“He wasn’t scared to play forward and try the risky pass and he has a bright future. I spoke to him during the game to try and help him. The manager has conveyed a certain message over the last four weeks. It’s important for experienced players to speak to the younger players to make sure we implement it.
“Finlay is young and keen and developing every single day. He will sometimes need help with his positional sense on the pitch but that’s what older players do. He did well but that's just the start for him.”
Only a Cove Rangers post prevented Pollock marking a memorable evening with a goal on 19 minutes. The move illustrated many of the teenager’s talents as he fed Josh Ginnelly, advanced into the opposition penalty area to collect the winger’s low cutback, and then dispatched a shot against the goalframe.
“He almost scored but I wasn’t too happy he never cut it back to me,” laughed Halliday. “No, seriously, he was unlucky. He took a great touch to take it away from the defender and he got off a great strike that unfortunately hit the post. He made a positive impact.
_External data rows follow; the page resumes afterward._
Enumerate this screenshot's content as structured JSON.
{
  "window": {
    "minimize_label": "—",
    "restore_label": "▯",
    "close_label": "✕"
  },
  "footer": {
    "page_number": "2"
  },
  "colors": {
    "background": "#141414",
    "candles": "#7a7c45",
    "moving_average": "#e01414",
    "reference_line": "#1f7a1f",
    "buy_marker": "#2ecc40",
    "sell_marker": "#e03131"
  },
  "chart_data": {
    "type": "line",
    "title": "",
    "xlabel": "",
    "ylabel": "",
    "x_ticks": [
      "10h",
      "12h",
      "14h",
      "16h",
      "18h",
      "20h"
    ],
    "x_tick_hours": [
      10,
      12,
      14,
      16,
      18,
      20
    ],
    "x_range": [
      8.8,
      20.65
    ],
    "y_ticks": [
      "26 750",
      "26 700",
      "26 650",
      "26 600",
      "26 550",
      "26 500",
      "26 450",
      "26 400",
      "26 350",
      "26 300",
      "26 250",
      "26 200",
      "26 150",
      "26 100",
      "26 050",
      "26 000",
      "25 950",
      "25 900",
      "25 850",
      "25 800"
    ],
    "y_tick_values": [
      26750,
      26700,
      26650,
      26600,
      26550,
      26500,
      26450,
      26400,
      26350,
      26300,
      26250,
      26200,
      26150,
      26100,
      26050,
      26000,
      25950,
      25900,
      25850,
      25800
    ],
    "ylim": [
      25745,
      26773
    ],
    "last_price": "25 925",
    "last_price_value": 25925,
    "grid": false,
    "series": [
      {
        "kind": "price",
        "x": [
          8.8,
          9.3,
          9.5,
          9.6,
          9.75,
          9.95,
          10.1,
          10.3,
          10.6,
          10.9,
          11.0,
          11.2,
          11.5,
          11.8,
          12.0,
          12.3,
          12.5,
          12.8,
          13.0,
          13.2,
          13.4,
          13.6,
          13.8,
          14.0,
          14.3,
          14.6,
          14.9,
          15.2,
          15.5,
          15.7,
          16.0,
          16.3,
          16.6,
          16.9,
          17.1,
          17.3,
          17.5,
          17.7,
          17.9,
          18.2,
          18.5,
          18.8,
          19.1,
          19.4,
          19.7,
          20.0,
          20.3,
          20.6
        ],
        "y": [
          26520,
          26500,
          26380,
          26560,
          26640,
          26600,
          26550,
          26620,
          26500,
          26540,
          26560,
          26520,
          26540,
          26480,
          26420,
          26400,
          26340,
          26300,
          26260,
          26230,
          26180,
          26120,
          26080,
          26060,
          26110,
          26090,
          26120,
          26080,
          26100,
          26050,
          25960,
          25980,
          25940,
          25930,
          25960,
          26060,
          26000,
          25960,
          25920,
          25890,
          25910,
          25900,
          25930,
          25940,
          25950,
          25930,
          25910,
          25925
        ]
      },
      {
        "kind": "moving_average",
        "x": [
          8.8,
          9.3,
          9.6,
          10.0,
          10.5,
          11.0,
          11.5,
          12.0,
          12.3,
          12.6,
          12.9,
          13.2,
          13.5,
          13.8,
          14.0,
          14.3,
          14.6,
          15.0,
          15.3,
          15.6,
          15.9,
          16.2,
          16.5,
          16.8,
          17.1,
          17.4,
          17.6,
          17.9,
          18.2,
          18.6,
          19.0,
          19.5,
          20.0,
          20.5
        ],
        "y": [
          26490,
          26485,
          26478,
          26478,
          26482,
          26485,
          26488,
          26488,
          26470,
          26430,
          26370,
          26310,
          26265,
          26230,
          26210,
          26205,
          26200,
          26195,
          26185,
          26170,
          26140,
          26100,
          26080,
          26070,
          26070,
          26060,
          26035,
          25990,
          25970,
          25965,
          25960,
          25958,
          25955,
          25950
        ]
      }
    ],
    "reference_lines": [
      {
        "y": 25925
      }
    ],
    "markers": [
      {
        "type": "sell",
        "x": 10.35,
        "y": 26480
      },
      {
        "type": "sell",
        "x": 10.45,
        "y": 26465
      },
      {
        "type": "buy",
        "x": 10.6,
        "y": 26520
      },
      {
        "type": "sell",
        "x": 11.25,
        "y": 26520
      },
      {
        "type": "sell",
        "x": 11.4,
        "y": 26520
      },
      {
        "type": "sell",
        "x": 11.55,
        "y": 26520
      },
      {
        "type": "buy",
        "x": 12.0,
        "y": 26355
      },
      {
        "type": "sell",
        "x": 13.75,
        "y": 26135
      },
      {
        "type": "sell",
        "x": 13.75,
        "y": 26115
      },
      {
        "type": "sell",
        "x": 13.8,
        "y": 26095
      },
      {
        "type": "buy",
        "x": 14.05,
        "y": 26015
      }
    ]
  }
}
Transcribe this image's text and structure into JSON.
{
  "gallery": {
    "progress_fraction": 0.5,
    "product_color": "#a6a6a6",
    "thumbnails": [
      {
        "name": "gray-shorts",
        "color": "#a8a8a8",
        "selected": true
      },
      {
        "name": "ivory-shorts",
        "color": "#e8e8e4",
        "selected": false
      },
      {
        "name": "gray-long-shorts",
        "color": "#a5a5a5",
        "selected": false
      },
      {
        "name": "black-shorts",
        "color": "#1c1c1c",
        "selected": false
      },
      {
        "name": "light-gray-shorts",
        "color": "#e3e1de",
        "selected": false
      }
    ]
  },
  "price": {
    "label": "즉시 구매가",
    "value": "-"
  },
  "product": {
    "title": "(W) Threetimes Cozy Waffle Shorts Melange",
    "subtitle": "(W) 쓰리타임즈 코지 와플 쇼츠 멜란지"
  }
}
“We have all been there as young players. You can get caught up in the moment, you are eager to impress and you lose your shape. I probably did it as well because it’s been so long since we played in front of fans. It was easy to get carried away. I thought he coped really well, as did all the boys.”
There is more youthful talent emerging, too. Fellow Riccarton prodigies Euan Henderson and Connor Smith played as substitutes on Tuesday, while another teenager was given a senior debut. Midfielder Aidan Denholm, 17, played the last 13 minutes after coming off the bench.
More chances for youngsters
It is part of a deliberate Hearts policy to develop more home-grown lads in the first team. “If you include Craig Gordon we had five academy graduates on the park and they will have a big part to play for us this season,” said Halliday.
“Finlay isn’t the benchmark but the young boys have to look at the opportunity he got, how he trained and how he performed. Players will get chances and the gaffer has said that. They have to take them.”
Halliday marked the occasion with a goal of his own to open the scoring in the 3-0 win over Cove. Having joined Hearts at the end of September last year, he suffered without a pre-season. This time he is feeling significantly fitter.
“I don’t score many these days. I scored in my first Hearts league appearance and I have done it again this year. I was delighted but more importantly it was another win and another clean sheet as well. I think you can see the manager and staff have worked hard on how we want to play and we have implemented that.”
“I feel a massive difference this year. Every player will tell you it’s difficult if you haven’t had a pre-season. You are playing catch-up with the boys who are there. I was eight to ten weeks behind last year and it caught up with me towards the end of the season.
“I’ve had a niggle with my back in the last week or so but it’s not too bad. It’s a base for me to build on. If you are struggling fans do give you a second wind during games as well. It’s been a positive four weeks and a good start to the season in the two games we have played but we have a long way to go to keep getting better.”
If their public are allowed to attend in increasing numbers over the coming weeks, it may well accelerate any improvement. “I love playing in front of fans. They don’t make you pass to maroon any better but they give you an extra ten to 15 per cent adrenaline,” explained Halliday.
“We are four weeks into pre-season so we aren’t 100 per cent match sharp, but when you have fans cheering you on it gives you that extra edge to snap into a tackle or two. It has been a long time and I have said it before, football is never the same without fans, so I am delighted they are back inside the stadium.”